* **Data for this exercise**:
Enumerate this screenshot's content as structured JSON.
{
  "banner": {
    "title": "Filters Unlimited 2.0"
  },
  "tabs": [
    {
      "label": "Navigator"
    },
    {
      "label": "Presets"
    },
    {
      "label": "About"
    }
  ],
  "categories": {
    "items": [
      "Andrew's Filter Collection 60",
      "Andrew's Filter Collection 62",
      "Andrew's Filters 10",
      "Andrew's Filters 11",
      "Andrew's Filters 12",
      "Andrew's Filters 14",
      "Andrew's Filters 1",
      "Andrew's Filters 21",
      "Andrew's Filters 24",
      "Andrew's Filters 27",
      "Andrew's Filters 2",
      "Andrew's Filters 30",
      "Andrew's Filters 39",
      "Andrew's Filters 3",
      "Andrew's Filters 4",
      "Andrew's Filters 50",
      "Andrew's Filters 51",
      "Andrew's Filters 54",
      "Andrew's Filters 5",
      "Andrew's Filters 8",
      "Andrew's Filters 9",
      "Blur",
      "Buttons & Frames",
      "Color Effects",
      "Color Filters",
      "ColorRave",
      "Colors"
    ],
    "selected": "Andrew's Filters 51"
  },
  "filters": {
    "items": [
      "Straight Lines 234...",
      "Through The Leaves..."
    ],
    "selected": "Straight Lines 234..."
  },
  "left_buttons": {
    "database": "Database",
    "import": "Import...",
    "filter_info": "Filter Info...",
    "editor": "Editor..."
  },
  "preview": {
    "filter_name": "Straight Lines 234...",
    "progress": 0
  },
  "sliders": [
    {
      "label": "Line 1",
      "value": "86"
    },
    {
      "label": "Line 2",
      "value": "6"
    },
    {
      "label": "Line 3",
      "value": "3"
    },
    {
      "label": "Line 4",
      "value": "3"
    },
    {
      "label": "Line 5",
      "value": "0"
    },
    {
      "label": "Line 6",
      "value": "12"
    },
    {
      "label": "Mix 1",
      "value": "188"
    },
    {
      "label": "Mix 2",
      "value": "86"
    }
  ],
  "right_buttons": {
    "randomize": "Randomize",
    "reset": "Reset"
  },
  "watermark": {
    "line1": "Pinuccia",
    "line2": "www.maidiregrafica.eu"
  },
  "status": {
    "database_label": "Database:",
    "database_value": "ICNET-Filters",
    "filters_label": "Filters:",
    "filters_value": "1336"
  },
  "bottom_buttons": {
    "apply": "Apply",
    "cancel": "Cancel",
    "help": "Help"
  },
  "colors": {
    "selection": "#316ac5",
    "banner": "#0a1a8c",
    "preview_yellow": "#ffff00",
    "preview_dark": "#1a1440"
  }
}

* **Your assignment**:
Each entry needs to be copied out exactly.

* **Result of the task**:
Enumerate this screenshot's content as structured JSON.
{
  "banner": {
    "title": "Filters Unlimited 2.0"
  },
  "tabs": [
    {
      "label": "Navigator"
    },
    {
      "label": "Presets"
    },
    {
      "label": "About"
    }
  ],
  "categories": {
    "items": [
      "Andrew's Filter Collection 60",
      "Andrew's Filter Collection 62",
      "Andrew's Filters 10",
      "Andrew's Filters 11",
      "Andrew's Filters 12",
      "Andrew's Filters 14",
      "Andrew's Filters 1",
      "Andrew's Filters 21",
      "Andrew's Filters 24",
      "Andrew's Filters 27",
      "Andrew's Filters 2",
      "Andrew's Filters 30",
      "Andrew's Filters 39",
      "Andrew's Filters 3",
      "Andrew's Filters 4",
      "Andrew's Filters 50",
      "Andrew's Filters 51",
      "Andrew's Filters 54",
      "Andrew's Filters 5",
      "Andrew's Filters 8",
      "Andrew's Filters 9",
      "Blur",
      "Buttons & Frames",
      "Color Effects",
      "Color Filters",
      "ColorRave",
      "Colors"
    ],
    "selected": "Andrew's Filters 51"
  },
  "filters": {
    "items": [
      "Straight Lines 234...",
      "Through The Leaves..."
    ],
    "selected": "Straight Lines 234..."
  },
  "left_buttons": {
    "database": "Database",
    "import": "Import...",
    "filter_info": "Filter Info...",
    "editor": "Editor..."
  },
  "preview": {
    "filter_name": "Straight Lines 234...",
    "progress": 0
  },
  "sliders": [
    {
      "label": "Line 1",
      "value": "86"
    },
    {
      "label": "Line 2",
      "value": "6"
    },
    {
      "label": "Line 3",
      "value": "3"
    },
    {
      "label": "Line 4",
      "value": "3"
    },
    {
      "label": "Line 5",
      "value": "0"
    },
    {
      "label": "Line 6",
      "value": "12"
    },
    {
      "label": "Mix 1",
      "value": "188"
    },
    {
      "label": "Mix 2",
      "value": "86"
    }
  ],
  "right_buttons": {
    "randomize": "Randomize",
    "reset": "Reset"
  },
  "watermark": {
    "line1": "Pinuccia",
    "line2": "www.maidiregrafica.eu"
  },
  "status": {
    "database_label": "Database:",
    "database_value": "ICNET-Filters",
    "filters_label": "Filters:",
    "filters_value": "1336"
  },
  "bottom_buttons": {
    "apply": "Apply",
    "cancel": "Cancel",
    "help": "Help"
  },
  "colors": {
    "selection": "#316ac5",
    "banner": "#0a1a8c",
    "preview_yellow": "#ffff00",
    "preview_dark": "#1a1440"
  }
}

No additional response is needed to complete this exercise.